Stored dataset items
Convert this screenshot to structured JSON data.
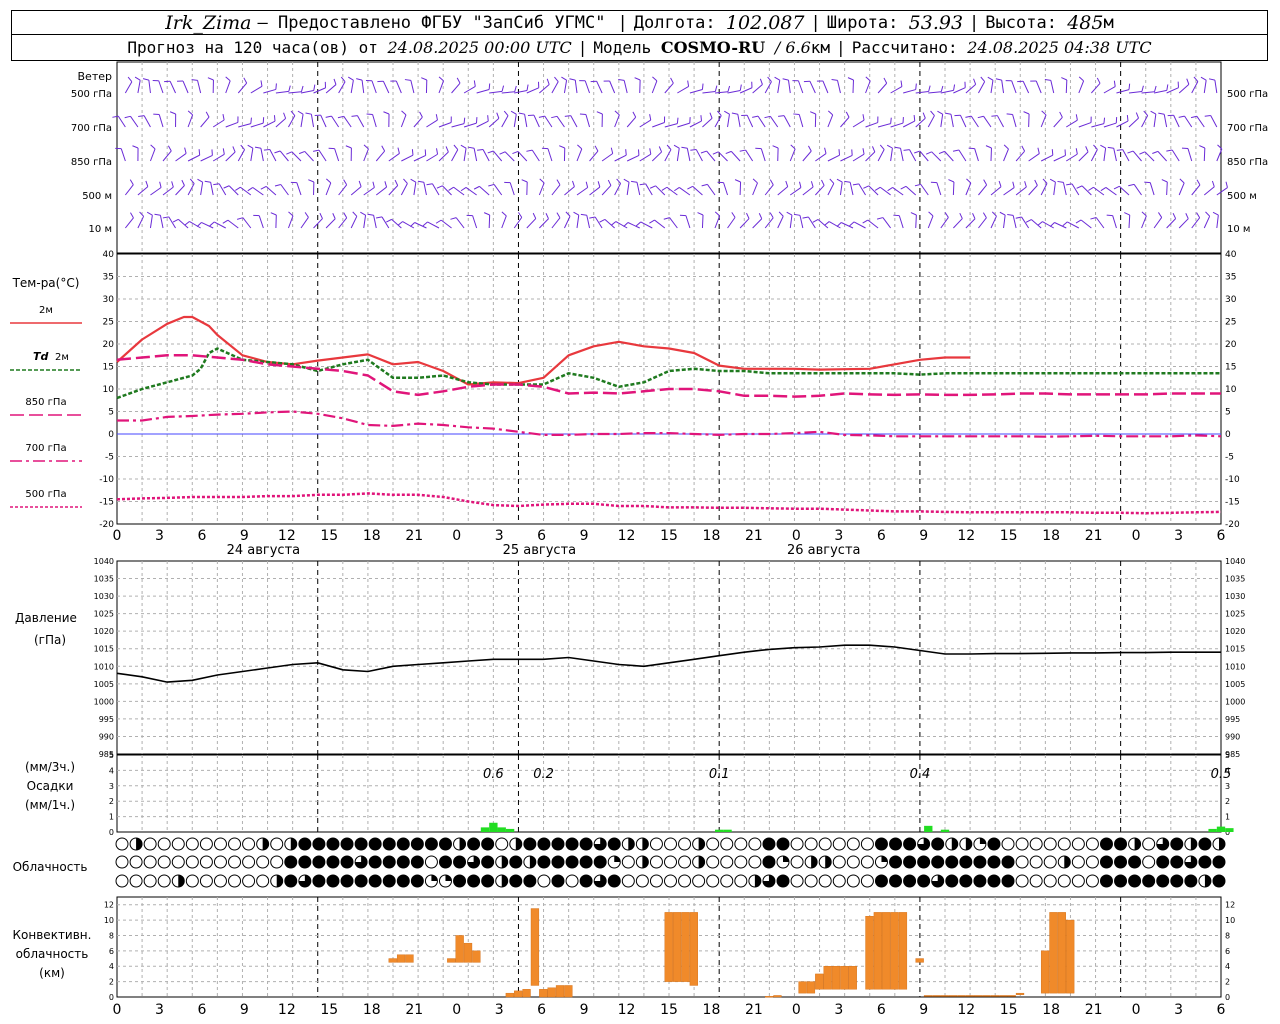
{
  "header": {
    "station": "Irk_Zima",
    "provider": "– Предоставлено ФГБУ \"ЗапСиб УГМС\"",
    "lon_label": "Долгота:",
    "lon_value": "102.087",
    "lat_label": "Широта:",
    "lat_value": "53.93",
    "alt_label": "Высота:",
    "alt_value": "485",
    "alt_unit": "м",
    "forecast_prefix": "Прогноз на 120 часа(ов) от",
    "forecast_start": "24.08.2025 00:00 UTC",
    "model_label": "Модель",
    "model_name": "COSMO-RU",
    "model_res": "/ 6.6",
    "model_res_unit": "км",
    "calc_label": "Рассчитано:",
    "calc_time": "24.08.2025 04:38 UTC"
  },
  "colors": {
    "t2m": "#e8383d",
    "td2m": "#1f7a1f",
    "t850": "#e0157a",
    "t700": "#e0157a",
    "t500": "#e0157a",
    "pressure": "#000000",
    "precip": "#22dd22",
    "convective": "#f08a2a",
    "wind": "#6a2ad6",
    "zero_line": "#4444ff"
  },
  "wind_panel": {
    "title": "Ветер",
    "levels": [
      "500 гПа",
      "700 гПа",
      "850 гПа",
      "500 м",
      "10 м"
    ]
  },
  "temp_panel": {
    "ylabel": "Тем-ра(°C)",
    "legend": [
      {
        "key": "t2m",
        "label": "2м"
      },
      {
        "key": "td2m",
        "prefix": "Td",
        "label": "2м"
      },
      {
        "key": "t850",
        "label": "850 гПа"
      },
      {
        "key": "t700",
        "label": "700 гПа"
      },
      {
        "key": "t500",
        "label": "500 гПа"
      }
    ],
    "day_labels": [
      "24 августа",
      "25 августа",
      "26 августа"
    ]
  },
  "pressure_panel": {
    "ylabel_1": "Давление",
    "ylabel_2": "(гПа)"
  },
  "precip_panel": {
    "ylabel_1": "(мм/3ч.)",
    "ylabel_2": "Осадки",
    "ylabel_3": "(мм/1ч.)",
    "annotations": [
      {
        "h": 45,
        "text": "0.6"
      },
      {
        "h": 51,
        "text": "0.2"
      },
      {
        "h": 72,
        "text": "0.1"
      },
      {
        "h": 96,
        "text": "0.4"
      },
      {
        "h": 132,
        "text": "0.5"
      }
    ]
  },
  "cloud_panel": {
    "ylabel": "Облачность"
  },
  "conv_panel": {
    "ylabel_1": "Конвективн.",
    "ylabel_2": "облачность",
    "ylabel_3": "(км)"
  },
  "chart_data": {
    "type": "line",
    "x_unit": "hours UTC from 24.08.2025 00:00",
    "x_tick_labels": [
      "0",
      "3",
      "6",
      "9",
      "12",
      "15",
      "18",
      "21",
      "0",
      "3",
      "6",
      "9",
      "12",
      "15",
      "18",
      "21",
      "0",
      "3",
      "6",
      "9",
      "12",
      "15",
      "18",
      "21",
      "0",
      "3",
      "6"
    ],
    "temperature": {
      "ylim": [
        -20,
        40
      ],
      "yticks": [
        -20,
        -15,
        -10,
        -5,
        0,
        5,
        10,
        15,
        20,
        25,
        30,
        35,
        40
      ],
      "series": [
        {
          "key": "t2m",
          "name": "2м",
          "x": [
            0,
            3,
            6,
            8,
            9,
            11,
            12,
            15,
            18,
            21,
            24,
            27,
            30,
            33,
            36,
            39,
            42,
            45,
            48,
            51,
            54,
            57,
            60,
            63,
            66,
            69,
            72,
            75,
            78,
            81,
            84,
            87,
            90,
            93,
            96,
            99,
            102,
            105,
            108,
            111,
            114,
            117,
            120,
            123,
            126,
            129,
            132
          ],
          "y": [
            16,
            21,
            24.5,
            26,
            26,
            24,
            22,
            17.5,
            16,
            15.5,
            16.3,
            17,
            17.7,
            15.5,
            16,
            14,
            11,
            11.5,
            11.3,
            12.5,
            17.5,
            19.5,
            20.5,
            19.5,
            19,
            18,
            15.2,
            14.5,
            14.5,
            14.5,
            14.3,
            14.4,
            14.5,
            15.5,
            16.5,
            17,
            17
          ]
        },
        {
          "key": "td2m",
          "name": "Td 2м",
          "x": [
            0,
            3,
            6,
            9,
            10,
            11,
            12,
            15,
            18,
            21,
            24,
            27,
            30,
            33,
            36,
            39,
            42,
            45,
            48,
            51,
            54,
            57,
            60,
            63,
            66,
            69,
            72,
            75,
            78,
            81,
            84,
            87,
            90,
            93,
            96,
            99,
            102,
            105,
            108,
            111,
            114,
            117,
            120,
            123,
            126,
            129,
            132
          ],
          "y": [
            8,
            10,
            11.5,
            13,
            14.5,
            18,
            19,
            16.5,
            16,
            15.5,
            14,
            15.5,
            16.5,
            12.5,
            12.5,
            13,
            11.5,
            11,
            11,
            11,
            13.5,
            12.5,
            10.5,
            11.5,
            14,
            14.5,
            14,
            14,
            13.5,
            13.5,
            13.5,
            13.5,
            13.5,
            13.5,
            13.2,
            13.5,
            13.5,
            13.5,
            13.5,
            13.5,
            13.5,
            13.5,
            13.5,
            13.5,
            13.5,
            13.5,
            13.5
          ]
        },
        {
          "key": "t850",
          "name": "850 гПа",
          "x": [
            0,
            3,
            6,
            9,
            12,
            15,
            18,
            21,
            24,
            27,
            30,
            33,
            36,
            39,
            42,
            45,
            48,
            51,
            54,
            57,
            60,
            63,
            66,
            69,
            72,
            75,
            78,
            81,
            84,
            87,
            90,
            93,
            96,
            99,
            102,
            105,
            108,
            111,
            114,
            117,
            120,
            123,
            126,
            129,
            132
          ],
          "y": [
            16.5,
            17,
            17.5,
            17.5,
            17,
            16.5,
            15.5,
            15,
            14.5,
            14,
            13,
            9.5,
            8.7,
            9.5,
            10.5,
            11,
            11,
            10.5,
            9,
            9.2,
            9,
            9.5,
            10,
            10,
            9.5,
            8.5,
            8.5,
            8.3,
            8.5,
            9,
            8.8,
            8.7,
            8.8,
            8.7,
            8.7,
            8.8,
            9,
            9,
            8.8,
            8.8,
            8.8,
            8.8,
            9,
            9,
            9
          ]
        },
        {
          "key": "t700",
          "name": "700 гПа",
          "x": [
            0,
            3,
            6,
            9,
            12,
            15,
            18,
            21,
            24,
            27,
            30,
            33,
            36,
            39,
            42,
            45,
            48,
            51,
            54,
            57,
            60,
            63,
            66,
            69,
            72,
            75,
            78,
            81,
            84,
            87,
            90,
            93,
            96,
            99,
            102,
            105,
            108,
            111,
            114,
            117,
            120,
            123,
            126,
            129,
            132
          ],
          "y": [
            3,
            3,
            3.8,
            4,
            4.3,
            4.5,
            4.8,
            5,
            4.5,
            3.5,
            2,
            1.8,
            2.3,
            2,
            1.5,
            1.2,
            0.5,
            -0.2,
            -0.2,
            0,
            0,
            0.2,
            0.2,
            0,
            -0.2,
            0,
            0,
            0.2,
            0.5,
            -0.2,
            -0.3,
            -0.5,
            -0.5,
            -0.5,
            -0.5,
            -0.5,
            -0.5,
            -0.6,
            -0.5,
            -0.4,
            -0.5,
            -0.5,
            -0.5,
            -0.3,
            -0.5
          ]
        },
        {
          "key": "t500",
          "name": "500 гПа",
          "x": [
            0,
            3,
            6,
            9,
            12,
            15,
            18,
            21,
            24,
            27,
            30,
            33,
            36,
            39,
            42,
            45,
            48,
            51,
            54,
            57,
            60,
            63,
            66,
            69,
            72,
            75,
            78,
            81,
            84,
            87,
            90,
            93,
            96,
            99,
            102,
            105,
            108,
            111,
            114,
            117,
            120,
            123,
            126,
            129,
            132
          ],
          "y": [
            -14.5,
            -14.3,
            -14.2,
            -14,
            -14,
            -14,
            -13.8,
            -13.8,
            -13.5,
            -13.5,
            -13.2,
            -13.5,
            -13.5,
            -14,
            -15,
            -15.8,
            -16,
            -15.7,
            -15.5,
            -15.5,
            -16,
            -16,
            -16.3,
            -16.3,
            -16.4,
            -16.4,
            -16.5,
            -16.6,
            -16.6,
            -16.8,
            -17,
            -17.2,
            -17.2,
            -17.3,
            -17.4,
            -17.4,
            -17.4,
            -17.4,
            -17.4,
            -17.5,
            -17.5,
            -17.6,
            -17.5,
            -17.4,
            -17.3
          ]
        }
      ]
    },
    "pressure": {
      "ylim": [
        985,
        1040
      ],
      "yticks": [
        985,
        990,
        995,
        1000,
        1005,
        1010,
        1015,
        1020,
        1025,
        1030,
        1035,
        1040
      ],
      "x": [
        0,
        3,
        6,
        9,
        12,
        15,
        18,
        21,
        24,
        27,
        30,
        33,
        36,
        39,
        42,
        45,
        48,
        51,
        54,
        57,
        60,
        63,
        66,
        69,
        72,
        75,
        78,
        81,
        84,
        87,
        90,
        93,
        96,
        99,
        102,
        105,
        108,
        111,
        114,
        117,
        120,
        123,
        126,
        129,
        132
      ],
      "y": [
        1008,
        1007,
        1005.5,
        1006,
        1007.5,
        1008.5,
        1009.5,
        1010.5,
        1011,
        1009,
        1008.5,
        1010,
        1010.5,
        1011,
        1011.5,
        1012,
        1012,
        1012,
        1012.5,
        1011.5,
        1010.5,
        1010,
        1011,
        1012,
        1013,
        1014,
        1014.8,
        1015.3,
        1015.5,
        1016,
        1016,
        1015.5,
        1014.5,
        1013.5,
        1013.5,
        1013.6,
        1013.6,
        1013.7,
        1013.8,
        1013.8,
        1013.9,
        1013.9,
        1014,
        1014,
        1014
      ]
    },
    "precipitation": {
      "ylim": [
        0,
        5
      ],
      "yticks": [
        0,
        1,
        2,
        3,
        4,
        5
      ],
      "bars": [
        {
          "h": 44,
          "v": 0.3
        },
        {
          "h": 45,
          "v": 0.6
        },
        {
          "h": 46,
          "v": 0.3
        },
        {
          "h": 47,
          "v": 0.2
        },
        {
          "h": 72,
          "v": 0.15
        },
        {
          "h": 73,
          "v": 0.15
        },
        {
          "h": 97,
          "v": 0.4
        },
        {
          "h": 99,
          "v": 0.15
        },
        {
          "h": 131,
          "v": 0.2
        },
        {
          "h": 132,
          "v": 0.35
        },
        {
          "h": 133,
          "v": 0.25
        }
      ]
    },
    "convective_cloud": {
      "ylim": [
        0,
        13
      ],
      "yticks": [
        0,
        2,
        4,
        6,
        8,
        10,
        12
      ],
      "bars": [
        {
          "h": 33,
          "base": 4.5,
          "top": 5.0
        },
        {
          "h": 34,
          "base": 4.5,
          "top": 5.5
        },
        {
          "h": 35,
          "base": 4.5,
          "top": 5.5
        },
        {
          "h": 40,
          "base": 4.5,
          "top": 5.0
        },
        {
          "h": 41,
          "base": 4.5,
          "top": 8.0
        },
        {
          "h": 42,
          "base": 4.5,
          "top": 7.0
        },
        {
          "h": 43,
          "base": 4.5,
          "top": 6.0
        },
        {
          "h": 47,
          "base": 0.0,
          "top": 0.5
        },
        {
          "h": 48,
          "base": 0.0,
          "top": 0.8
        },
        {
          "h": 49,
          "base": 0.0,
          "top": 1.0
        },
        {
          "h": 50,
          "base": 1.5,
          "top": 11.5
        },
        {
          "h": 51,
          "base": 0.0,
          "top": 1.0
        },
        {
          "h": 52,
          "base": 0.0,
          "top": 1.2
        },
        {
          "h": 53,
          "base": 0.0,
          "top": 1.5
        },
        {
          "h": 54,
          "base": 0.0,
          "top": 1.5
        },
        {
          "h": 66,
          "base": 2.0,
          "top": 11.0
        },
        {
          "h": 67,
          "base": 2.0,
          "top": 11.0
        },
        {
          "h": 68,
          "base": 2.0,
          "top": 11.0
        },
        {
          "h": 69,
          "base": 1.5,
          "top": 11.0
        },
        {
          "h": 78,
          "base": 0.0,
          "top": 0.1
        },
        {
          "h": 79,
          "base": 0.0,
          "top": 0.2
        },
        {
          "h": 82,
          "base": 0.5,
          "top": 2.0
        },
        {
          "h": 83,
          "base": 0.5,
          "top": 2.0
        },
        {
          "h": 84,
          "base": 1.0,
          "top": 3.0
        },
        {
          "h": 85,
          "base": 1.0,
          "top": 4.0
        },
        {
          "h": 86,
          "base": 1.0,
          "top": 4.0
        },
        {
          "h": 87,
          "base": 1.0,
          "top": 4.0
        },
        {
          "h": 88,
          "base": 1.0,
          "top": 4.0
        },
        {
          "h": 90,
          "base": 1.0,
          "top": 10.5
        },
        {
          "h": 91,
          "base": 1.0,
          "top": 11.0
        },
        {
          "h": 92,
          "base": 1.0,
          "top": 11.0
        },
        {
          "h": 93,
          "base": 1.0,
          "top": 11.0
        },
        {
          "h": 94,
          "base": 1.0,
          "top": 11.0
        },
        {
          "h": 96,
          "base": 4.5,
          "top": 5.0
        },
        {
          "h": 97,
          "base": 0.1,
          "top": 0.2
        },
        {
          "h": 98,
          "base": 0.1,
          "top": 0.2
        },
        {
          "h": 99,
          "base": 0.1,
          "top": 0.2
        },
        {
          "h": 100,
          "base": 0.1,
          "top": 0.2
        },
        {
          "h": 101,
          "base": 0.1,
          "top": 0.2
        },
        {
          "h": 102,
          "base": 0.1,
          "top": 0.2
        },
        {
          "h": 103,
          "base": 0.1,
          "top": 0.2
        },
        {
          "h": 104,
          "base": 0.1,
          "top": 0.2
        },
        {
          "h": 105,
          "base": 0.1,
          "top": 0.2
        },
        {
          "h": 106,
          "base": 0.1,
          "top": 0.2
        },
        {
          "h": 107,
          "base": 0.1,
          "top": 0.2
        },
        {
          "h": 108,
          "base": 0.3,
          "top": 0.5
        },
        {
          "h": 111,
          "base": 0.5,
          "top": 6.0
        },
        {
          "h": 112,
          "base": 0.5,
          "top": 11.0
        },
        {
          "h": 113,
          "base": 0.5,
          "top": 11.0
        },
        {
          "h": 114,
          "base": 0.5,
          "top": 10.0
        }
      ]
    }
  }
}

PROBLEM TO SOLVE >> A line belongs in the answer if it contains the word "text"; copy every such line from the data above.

RESPONSE >>
        "text": "0.6"
        "text": "0.2"
        "text": "0.1"
        "text": "0.4"
        "text": "0.5"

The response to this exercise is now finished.